By Gal Salomon, CLEW Medical
There is a plethora of data available to doctors and hospitals today, which is collected from medical devices, instruments and monitors, in settings from doctors' offices to hospital wards to emergency trauma centers. In addition, personal devices, from Apple Watches to Fitbits and everything in between, are collecting steady streams of information on a variety of metrics, from heartbeat to movement and activity data to calories consumed.
It's all part of the big data revolution, and if used properly, all of this data could provide medical personnel with important insights on patients' health. But as often happens, technology has outpaced regulation – and it is only now that regulators, namely the FDA, are beginning to decide how big data can be used in diagnosis and evaluation of patient conditions, and especially patient outcomes.
Big data, and the analysis of data, has become very important in many industries. In manufacturing, predictive analytics lets managers know when machines need specific kinds of maintenance in order to ensure they keep working; in retail, predictive analytics helps businesses know what sales are expected, how much product to order, etc. These are just a few of many examples.
Big data and predictive analytics could also be used in medical settings. Using profiles of patients suffering from specific diseases, and taking into consideration their medical histories, current conditions, and multiple other factors, systems could analyze a patient's real-time condition and predict likely outcomes for doctors. The data that is collected and analyzed is compared to historical data or profiles of patients or cases that match the patient being examined.
For example, if a patient suffering from a specific form of cancer displays certain physiological conditions, doctors could use the data derived from devices, the patient's profile, etc. and check it against the experience of others in order to determine what those physiological conditions mean in the context of treatment and aggressiveness of the cancer.
Medical personnel are able to get a clear picture of what is wrong with a patient, and what needs to be done to help them. It's a much more logical and efficient way to allocate precious resources in hospitals and other treatment venues. Predictive analytics has proven itself in other industries, and there is no reason it shouldn't prove itself in the medical industry - especially in the intensive care unit, where every moment is of the utmost importance. Analytics could prove to be an important method of saving lives.
So what's the holdup? Regulators in the medical industry are more conservative than in other areas – understandably so. With human lives on the line, regulators seek to be as careful as possible when approving new treatments, devices, or medical systems. And while data analytics has proven its chops in other industries, regulators want to see proof of its efficacy in medical treatment.
However, the issue is that analytics, including the methods used and the data analyzed, varies on a case by case basis. Two patients with ostensibly the same metrics, history, and symptoms – at least from what is evident on the surface – could find that they are assigned two completely different modes of treatment after their cases are analyzed by big data systems. Pinpointing the exact factor that would account for that difference in advance of the analysis could be very difficult, if not impossible, given the huge number of variables.

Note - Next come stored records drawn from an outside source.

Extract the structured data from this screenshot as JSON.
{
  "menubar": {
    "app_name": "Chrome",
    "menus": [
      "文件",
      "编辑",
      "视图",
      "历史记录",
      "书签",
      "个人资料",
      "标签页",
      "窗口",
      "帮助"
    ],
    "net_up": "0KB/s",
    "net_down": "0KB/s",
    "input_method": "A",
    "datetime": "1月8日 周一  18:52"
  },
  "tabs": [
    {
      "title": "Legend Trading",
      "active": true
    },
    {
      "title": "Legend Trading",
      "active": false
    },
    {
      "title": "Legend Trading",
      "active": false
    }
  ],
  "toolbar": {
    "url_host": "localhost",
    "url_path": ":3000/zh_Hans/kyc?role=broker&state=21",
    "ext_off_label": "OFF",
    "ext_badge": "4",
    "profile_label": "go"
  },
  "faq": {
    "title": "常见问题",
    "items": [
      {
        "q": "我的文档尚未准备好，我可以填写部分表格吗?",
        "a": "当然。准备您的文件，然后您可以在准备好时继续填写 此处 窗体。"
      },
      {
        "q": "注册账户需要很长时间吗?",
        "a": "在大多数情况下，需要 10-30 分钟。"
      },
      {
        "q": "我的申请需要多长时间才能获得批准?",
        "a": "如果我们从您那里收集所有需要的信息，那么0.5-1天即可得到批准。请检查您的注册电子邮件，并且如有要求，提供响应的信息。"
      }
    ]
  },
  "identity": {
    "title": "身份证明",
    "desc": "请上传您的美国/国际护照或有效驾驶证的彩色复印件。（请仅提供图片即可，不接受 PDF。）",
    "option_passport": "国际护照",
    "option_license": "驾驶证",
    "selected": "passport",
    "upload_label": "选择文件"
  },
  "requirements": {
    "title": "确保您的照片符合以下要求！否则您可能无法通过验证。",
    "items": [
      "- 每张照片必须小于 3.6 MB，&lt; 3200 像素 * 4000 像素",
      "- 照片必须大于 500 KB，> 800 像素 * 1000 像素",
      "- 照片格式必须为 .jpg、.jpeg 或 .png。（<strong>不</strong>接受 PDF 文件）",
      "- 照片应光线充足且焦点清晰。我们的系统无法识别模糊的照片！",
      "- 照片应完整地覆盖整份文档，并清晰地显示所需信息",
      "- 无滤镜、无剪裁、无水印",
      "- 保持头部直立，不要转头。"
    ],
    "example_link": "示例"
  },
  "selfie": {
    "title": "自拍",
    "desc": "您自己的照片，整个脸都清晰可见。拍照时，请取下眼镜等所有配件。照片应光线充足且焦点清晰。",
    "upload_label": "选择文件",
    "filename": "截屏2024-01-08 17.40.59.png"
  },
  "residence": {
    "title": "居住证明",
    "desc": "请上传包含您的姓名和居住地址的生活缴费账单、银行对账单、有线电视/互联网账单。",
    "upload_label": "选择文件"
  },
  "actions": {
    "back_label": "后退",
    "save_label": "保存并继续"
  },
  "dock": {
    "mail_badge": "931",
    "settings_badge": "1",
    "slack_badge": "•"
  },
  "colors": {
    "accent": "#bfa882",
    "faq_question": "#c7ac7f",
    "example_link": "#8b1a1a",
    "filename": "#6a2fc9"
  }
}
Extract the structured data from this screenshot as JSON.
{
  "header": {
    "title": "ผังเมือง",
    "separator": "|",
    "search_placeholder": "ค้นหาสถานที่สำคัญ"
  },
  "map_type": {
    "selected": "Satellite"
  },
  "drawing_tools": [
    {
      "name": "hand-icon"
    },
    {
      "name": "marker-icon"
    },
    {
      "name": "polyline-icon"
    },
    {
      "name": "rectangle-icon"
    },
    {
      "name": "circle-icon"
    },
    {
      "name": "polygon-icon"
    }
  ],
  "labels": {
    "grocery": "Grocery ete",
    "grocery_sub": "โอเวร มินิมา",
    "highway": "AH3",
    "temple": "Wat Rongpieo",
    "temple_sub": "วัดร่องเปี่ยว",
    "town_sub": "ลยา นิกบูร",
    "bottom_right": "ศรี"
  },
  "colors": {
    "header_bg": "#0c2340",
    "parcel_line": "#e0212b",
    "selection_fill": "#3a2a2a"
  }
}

This goes against what medical regulators generally look for when approving new procedures, devices, or systems. Medical treatment – and approval for medical treatment by the FDA – is generally evidence-based, having to prove why this specific treatment is warranted. As the evidence is different in each case, the FDA has until now been reticent to accept predictive analytics as a criteria for selecting treatment. But progress cannot be stopped. Recently, the FDA has issued very preliminary guidance on how to use big data analytics and machine learning.
With that, the path to regulatory compliance is still unclear. The FDA is seeking to clarify some aspects of big data analytics, such as how to avoid bias and causality leakage in AI, how to ensure accuracy in data processing, how to prevent changes in units (i.e. pounds to kilos, percents 99 vs. proportions 0.99), what methods can be used to validate an analytics-based decision to ensure it makes sense, and other issues.
For those clarifications, the FDA will be relying on companies that are building data analytics for use in medical settings, to design the studies that will validate their approach. The proper scientific approach is to build a corpus of studies showing the efficacy of data analysis in specific conditions/diseases, and work from there. With the studies, the FDA could examine the general method applied, and develop rules on how big data can be used in a medical setting. The approval could be authorized for specific scenarios as well, such as in the ICU or emergency room, where patients need to be stabilized as quickly as possible.
A good example of the process in action is the FDA's recent approval of a system for leveraging data within a hospital’s existing electronic health record (EHR) to quantify and visualize patient deterioration, risk and improvement in real time. The research in those articles led the FDA to issue the regulations on the system – and that is the process we hope to see in the application of big data analytics to treatment and medical outcome predictive systems. Approval of those systems is, we believe, inevitable – there is so much technology and advances in data analytics that it cannot be ignored. The more data analytics development firms help the FDA with the process, the sooner that approval will come.
About The Author
Gal Salomon is CEO of CLEW Medical.